(Entries from a dataset of interfaces)
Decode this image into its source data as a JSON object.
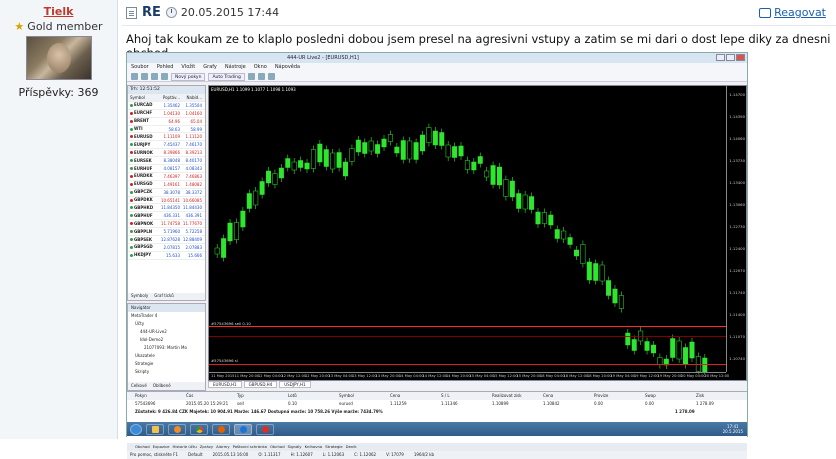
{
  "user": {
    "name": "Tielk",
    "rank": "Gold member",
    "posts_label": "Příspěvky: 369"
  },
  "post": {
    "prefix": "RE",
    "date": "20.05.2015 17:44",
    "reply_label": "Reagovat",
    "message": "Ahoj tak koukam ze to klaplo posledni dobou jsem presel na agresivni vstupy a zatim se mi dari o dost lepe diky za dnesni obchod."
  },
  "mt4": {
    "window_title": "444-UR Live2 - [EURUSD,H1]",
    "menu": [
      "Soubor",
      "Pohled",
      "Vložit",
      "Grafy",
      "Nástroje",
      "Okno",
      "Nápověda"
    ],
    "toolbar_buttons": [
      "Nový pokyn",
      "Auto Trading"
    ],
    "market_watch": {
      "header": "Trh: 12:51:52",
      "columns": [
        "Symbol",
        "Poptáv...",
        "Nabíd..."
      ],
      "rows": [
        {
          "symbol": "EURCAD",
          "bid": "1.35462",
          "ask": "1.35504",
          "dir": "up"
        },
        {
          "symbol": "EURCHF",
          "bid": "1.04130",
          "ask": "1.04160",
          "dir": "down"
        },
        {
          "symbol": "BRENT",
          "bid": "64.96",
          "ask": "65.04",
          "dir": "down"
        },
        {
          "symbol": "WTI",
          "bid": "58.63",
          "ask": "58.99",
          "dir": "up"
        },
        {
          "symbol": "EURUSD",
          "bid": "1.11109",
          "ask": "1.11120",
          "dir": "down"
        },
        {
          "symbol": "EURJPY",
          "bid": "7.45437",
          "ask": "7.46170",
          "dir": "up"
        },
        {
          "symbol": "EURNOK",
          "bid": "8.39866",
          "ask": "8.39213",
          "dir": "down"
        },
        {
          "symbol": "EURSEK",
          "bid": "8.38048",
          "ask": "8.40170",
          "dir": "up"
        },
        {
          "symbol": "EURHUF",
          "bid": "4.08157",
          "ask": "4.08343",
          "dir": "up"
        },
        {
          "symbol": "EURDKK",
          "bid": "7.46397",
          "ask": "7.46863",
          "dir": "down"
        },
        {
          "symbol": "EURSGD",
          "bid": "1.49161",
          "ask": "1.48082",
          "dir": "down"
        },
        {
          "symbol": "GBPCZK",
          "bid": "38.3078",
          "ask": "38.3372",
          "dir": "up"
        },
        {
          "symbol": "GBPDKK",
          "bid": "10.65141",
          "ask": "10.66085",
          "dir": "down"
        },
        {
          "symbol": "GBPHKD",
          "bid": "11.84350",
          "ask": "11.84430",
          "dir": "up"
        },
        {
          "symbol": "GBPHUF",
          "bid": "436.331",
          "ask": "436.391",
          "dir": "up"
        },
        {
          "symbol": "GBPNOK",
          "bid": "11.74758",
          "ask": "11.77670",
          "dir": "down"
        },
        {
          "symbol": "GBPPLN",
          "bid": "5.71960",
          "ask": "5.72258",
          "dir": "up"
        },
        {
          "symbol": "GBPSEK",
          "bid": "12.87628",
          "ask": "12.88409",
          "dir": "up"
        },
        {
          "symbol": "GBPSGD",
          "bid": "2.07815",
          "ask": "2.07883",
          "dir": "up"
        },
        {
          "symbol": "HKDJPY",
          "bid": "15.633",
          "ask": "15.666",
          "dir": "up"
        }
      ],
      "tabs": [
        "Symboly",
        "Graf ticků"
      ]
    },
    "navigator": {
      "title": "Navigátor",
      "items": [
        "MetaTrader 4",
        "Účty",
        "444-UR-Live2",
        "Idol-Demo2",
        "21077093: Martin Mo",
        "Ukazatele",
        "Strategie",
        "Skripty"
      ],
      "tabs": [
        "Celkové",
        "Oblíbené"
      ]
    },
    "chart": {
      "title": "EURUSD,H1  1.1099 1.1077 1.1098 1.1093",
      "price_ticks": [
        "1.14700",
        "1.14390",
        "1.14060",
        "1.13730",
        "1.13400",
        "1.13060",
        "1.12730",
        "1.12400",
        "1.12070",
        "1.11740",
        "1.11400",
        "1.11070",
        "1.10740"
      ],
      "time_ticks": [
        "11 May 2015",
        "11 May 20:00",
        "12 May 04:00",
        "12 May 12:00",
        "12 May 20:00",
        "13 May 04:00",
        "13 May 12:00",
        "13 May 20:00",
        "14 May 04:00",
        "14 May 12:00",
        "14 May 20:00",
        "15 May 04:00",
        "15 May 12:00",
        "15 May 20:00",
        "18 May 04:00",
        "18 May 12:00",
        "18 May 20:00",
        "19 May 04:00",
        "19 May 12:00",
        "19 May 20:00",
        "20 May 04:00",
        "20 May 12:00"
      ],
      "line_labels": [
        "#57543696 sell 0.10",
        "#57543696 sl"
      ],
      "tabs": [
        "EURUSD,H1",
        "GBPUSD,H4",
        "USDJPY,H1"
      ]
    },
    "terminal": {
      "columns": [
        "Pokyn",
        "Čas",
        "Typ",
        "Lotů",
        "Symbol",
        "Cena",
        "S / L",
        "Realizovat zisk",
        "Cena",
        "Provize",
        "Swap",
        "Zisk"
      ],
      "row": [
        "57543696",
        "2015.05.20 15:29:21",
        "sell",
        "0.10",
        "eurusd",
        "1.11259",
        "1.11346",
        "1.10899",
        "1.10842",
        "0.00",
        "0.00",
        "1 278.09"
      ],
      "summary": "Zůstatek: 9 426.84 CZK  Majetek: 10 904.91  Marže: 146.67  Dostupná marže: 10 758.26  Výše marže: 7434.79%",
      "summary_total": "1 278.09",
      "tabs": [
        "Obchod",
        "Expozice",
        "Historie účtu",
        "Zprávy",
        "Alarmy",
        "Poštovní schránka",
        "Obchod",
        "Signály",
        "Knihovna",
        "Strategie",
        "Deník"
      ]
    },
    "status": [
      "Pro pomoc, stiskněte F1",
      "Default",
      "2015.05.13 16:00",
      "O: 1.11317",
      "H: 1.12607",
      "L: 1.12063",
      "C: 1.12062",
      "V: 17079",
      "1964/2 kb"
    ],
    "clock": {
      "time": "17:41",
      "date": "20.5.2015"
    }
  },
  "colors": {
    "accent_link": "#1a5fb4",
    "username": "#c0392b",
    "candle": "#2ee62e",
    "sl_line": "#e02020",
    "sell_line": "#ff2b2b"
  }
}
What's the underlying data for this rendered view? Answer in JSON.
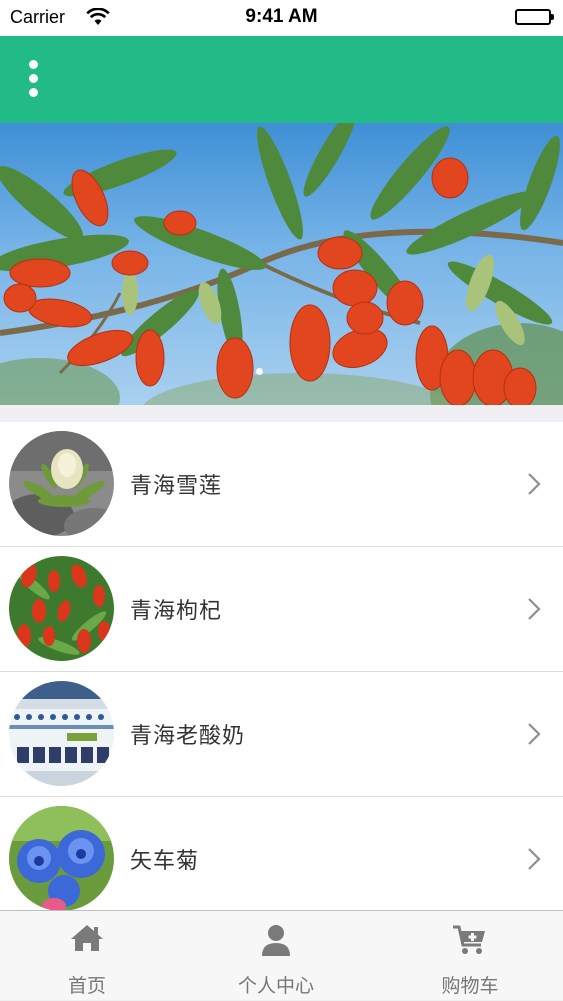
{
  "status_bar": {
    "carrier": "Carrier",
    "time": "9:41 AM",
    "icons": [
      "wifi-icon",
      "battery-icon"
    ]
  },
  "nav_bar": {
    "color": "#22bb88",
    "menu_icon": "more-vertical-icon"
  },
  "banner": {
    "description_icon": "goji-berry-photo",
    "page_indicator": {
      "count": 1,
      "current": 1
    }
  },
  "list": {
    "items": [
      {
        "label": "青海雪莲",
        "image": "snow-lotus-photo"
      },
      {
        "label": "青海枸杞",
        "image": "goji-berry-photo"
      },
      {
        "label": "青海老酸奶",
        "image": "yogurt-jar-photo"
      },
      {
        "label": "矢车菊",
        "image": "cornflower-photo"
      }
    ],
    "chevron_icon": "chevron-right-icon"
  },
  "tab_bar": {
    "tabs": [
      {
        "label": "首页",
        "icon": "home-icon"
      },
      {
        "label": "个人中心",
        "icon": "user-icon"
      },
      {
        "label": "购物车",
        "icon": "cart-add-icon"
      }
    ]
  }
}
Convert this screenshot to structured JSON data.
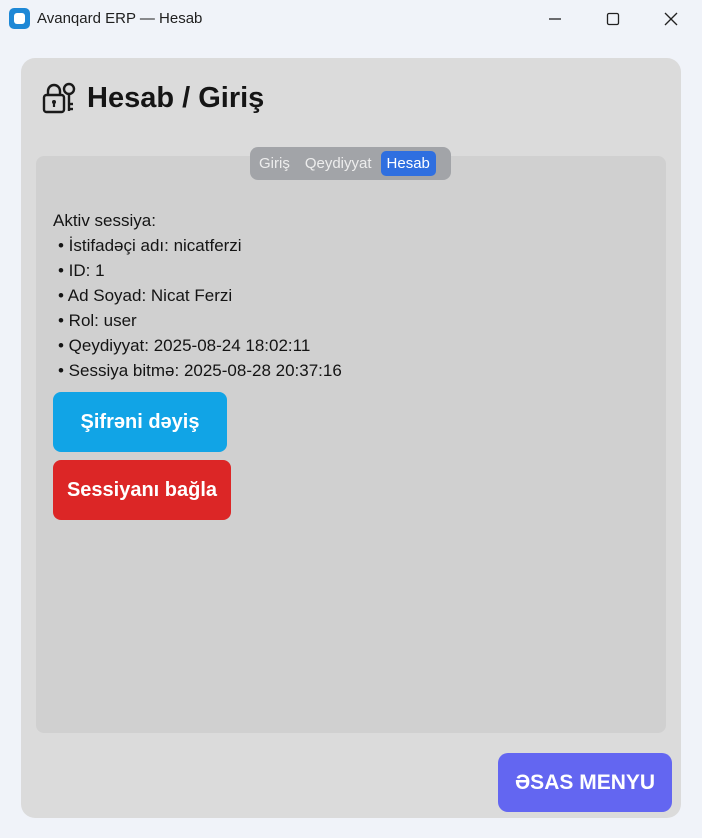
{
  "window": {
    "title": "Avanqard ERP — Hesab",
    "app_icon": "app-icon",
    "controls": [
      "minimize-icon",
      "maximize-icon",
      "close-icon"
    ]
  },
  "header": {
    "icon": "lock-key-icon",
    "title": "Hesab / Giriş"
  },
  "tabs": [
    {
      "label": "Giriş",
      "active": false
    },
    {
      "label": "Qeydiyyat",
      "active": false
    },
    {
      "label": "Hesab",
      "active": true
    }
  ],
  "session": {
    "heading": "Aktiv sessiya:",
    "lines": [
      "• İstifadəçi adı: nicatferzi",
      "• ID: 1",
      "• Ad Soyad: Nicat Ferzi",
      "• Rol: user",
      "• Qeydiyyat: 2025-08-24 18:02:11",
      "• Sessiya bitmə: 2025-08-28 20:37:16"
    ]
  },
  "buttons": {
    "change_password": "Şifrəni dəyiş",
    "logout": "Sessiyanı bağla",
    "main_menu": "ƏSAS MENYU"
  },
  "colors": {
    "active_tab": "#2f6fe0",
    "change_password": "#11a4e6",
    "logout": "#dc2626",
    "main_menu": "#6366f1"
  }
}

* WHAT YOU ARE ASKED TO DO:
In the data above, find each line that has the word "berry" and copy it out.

* EXERCISE SOLUTION:
    "description_icon": "goji-berry-photo",
        "image": "goji-berry-photo"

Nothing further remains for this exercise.